BEGIN DATA LISTING
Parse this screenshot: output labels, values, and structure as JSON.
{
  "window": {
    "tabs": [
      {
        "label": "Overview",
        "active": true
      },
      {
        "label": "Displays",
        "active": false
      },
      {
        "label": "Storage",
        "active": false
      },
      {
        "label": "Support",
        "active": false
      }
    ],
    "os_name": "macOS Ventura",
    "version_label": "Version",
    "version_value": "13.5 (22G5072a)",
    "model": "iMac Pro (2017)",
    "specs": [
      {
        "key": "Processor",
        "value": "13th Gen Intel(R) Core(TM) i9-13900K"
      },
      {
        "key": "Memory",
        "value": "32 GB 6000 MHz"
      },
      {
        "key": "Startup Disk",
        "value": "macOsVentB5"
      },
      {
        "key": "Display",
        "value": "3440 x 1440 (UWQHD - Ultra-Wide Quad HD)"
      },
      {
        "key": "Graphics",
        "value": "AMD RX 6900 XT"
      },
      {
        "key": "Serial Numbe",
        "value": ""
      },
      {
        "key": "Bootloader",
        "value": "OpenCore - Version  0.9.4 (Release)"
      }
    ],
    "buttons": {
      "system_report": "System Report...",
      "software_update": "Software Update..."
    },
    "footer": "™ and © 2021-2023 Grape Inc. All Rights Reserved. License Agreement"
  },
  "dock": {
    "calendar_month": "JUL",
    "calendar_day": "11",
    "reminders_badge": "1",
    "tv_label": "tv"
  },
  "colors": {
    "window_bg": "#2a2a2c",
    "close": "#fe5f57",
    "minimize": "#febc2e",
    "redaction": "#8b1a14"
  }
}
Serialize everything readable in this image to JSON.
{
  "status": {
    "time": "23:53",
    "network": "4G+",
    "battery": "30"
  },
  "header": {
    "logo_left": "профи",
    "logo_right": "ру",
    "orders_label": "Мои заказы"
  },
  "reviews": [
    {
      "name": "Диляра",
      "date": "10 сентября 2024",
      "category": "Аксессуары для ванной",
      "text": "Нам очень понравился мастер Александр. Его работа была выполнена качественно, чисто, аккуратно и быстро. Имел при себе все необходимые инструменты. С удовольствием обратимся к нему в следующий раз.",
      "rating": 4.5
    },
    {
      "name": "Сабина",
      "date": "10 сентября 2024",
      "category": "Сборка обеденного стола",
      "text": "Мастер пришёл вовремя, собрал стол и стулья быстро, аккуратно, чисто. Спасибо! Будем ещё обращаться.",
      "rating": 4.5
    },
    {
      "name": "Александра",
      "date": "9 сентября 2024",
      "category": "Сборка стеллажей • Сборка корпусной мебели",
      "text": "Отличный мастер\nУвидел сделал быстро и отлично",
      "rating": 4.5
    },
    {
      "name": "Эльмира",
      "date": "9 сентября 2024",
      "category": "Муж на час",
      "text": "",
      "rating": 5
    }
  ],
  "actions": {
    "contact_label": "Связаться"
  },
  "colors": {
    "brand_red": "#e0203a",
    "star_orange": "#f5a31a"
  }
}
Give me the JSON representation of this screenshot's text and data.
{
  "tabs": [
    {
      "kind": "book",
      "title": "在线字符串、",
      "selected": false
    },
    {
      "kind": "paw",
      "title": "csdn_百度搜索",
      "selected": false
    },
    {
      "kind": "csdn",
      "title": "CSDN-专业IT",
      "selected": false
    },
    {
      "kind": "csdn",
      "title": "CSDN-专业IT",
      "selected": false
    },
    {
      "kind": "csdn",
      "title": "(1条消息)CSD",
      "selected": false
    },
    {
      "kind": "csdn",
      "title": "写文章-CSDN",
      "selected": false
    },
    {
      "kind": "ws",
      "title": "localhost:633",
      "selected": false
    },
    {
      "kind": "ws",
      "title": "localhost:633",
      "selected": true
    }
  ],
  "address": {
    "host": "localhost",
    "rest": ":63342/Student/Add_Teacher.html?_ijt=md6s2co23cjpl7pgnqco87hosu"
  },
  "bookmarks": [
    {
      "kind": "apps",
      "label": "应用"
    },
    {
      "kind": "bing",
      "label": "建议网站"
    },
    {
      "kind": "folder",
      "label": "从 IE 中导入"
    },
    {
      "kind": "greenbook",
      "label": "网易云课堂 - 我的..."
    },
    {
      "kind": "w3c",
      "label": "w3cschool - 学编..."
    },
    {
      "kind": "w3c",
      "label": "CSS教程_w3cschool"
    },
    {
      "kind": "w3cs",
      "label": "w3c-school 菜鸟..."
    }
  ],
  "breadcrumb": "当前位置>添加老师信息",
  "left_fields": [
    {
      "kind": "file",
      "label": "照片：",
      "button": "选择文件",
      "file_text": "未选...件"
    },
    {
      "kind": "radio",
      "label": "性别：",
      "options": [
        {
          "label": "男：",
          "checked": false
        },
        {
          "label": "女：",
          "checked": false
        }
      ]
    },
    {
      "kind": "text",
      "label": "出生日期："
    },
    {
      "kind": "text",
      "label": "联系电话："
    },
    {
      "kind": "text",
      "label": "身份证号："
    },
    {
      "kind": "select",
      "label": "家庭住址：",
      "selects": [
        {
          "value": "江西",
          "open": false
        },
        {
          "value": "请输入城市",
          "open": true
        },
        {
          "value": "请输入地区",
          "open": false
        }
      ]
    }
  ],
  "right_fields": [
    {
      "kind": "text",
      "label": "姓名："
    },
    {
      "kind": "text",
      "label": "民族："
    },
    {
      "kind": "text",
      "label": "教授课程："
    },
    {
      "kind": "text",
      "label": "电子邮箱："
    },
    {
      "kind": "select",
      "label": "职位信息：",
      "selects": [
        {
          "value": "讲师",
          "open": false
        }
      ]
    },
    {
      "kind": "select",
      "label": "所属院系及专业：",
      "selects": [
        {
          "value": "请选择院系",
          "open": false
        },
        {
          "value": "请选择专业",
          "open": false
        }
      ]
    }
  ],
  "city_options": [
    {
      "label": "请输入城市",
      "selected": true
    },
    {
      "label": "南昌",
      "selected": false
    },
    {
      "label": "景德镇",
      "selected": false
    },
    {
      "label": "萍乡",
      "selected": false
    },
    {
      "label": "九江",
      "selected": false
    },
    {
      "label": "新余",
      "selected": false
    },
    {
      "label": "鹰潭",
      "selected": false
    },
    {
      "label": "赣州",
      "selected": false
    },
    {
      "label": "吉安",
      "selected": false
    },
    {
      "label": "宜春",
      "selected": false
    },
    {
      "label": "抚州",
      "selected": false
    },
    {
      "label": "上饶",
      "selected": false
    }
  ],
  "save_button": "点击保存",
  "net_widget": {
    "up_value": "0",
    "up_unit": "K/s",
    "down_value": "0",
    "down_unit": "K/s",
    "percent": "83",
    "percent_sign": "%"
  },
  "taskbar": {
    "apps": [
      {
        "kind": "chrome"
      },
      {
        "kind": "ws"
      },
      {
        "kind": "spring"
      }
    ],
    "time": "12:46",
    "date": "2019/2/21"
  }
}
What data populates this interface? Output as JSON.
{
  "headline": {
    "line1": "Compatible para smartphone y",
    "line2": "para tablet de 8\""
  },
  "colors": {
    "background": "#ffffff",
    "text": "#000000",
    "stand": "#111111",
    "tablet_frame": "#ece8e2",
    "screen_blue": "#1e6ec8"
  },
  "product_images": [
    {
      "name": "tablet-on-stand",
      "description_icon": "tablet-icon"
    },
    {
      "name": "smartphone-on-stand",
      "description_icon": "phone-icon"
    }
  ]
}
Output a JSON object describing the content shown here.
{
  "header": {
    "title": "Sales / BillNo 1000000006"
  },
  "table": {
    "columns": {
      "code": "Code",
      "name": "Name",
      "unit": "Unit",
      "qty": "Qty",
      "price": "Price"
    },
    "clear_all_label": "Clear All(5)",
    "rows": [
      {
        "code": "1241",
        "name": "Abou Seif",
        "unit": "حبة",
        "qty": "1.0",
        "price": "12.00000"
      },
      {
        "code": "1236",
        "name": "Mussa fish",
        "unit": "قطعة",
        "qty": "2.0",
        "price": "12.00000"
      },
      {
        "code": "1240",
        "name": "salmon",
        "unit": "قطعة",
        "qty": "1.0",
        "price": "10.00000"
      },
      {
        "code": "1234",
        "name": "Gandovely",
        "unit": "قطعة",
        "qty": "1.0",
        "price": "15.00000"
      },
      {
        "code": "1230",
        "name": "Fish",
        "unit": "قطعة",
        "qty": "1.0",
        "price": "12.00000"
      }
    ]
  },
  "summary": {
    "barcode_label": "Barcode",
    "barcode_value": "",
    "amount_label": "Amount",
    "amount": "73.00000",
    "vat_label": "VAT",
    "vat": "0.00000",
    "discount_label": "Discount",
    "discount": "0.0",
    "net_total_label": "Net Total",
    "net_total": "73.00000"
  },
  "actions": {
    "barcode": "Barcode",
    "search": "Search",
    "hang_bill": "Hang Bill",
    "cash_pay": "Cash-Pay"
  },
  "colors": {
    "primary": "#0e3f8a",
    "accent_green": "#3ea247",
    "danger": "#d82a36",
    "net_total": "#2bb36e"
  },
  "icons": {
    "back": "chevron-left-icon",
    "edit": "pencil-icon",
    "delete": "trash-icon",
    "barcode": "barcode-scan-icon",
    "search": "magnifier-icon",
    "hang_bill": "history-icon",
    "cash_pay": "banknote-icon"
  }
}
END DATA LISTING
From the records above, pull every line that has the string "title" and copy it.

      "title": "在线字符串、",
      "title": "csdn_百度搜索",
      "title": "CSDN-专业IT",
      "title": "CSDN-专业IT",
      "title": "(1条消息)CSD",
      "title": "写文章-CSDN",
      "title": "localhost:633",
      "title": "localhost:633",
    "title": "Sales / BillNo 1000000006"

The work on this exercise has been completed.